◆ Problem requirements:
Give the records back in full, exactly as they read.

◆ Entries shown:
☆ ☆ ☆

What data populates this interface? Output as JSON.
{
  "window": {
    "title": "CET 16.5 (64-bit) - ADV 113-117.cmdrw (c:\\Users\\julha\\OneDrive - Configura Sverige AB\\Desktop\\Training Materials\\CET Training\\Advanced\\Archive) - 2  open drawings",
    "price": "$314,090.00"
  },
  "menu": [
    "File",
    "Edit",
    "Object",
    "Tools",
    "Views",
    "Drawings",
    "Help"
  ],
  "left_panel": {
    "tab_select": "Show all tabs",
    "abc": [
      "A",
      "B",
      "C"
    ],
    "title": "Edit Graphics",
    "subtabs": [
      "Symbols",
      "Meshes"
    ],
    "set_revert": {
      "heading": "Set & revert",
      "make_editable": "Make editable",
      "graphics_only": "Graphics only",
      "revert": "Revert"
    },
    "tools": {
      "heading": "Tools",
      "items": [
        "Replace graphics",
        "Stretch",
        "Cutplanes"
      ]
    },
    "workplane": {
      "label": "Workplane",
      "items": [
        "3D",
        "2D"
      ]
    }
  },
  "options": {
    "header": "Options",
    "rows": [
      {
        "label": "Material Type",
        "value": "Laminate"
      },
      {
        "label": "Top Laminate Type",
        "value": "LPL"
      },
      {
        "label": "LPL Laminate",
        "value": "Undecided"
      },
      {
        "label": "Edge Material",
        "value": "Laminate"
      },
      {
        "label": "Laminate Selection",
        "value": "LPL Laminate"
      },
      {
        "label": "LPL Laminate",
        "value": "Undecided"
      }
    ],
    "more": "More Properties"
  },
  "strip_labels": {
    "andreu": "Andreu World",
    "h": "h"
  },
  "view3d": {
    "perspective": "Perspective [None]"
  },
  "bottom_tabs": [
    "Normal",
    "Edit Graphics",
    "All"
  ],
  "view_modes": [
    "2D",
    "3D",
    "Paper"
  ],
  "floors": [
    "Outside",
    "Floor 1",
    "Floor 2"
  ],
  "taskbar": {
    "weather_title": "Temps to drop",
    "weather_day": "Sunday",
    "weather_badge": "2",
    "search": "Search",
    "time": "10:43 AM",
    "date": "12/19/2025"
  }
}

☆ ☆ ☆

◆ Answer to this exercise:
What data populates this interface? Output as JSON.
{
  "window": {
    "title": "CET 16.5 (64-bit) - ADV 113-117.cmdrw (c:\\Users\\julha\\OneDrive - Configura Sverige AB\\Desktop\\Training Materials\\CET Training\\Advanced\\Archive) - 2  open drawings",
    "price": "$314,090.00"
  },
  "menu": [
    "File",
    "Edit",
    "Object",
    "Tools",
    "Views",
    "Drawings",
    "Help"
  ],
  "left_panel": {
    "tab_select": "Show all tabs",
    "abc": [
      "A",
      "B",
      "C"
    ],
    "title": "Edit Graphics",
    "subtabs": [
      "Symbols",
      "Meshes"
    ],
    "set_revert": {
      "heading": "Set & revert",
      "make_editable": "Make editable",
      "graphics_only": "Graphics only",
      "revert": "Revert"
    },
    "tools": {
      "heading": "Tools",
      "items": [
        "Replace graphics",
        "Stretch",
        "Cutplanes"
      ]
    },
    "workplane": {
      "label": "Workplane",
      "items": [
        "3D",
        "2D"
      ]
    }
  },
  "options": {
    "header": "Options",
    "rows": [
      {
        "label": "Material Type",
        "value": "Laminate"
      },
      {
        "label": "Top Laminate Type",
        "value": "LPL"
      },
      {
        "label": "LPL Laminate",
        "value": "Undecided"
      },
      {
        "label": "Edge Material",
        "value": "Laminate"
      },
      {
        "label": "Laminate Selection",
        "value": "LPL Laminate"
      },
      {
        "label": "LPL Laminate",
        "value": "Undecided"
      }
    ],
    "more": "More Properties"
  },
  "strip_labels": {
    "andreu": "Andreu World",
    "h": "h"
  },
  "view3d": {
    "perspective": "Perspective [None]"
  },
  "bottom_tabs": [
    "Normal",
    "Edit Graphics",
    "All"
  ],
  "view_modes": [
    "2D",
    "3D",
    "Paper"
  ],
  "floors": [
    "Outside",
    "Floor 1",
    "Floor 2"
  ],
  "taskbar": {
    "weather_title": "Temps to drop",
    "weather_day": "Sunday",
    "weather_badge": "2",
    "search": "Search",
    "time": "10:43 AM",
    "date": "12/19/2025"
  }
}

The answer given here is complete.